(Beginning of EXTRACTED RECORDS)

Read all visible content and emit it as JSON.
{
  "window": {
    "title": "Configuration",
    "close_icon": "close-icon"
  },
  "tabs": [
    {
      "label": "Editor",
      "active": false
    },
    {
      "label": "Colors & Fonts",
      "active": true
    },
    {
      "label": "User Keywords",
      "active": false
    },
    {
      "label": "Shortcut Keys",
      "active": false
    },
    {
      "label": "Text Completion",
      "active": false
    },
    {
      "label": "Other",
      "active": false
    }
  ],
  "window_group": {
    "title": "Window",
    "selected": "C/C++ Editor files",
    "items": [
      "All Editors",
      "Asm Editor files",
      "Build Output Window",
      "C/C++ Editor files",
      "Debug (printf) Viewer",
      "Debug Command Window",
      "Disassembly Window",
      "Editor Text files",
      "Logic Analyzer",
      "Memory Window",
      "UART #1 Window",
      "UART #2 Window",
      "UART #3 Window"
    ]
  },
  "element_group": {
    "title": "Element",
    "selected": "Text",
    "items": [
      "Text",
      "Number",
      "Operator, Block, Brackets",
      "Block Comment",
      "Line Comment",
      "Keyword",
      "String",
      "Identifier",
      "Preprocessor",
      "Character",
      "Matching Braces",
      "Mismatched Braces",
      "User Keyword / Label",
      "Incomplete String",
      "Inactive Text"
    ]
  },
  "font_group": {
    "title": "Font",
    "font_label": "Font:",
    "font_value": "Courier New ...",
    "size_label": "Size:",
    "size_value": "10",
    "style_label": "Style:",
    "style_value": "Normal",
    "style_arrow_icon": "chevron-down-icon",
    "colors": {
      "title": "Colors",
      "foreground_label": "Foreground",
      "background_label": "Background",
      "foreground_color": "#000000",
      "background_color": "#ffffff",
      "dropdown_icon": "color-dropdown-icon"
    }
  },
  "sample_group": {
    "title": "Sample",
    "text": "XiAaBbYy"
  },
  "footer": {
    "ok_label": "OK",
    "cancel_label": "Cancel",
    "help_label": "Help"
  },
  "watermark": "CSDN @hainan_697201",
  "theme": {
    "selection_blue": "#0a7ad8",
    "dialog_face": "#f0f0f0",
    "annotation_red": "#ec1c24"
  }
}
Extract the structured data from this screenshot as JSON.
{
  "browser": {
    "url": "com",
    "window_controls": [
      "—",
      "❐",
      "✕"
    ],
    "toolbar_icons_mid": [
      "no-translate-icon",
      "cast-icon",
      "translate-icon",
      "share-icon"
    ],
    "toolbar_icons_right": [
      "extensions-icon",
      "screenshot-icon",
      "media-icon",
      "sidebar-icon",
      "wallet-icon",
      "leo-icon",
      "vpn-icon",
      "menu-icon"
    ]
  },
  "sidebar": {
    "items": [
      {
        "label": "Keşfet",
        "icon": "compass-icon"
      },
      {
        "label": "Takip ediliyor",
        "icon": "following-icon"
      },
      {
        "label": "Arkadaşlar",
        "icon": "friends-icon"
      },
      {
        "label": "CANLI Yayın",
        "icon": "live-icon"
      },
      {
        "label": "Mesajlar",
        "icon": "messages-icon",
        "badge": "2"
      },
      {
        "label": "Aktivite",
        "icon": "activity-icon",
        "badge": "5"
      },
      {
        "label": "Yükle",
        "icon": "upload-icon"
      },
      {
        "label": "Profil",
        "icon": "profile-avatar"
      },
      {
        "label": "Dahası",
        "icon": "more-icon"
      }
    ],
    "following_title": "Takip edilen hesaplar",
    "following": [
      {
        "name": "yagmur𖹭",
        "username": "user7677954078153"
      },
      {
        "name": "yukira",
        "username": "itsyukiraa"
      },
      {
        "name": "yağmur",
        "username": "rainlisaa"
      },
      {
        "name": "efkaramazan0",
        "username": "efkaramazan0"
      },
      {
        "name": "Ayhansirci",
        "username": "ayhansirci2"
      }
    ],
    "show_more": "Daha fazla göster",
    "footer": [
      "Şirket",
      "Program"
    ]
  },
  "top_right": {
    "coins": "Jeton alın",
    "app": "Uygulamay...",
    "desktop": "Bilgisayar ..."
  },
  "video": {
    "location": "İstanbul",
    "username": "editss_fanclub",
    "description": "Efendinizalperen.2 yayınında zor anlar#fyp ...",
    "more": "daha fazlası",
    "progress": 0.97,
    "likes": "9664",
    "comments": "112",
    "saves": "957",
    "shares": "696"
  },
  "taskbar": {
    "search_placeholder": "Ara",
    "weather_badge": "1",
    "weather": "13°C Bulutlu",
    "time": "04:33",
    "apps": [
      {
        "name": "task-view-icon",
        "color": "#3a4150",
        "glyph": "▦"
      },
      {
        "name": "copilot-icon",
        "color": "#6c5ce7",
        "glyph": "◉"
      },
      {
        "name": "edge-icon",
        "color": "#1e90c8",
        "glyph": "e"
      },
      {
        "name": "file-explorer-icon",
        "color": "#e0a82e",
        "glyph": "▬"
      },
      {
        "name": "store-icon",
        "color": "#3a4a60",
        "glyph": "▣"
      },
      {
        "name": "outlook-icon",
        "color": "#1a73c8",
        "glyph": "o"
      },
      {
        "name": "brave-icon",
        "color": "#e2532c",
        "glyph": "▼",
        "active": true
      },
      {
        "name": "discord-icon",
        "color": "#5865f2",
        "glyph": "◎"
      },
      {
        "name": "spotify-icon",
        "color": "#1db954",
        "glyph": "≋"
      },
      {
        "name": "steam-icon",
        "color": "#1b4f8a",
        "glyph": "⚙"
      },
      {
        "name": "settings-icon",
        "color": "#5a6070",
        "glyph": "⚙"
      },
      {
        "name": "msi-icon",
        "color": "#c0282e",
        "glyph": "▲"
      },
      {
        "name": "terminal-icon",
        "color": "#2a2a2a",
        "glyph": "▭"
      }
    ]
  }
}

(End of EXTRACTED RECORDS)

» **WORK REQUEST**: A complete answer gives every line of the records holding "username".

» **EXERCISE RESPONSE**:
        "username": "user7677954078153"
        "username": "itsyukiraa"
        "username": "rainlisaa"
        "username": "efkaramazan0"
        "username": "ayhansirci2"
    "username": "editss_fanclub",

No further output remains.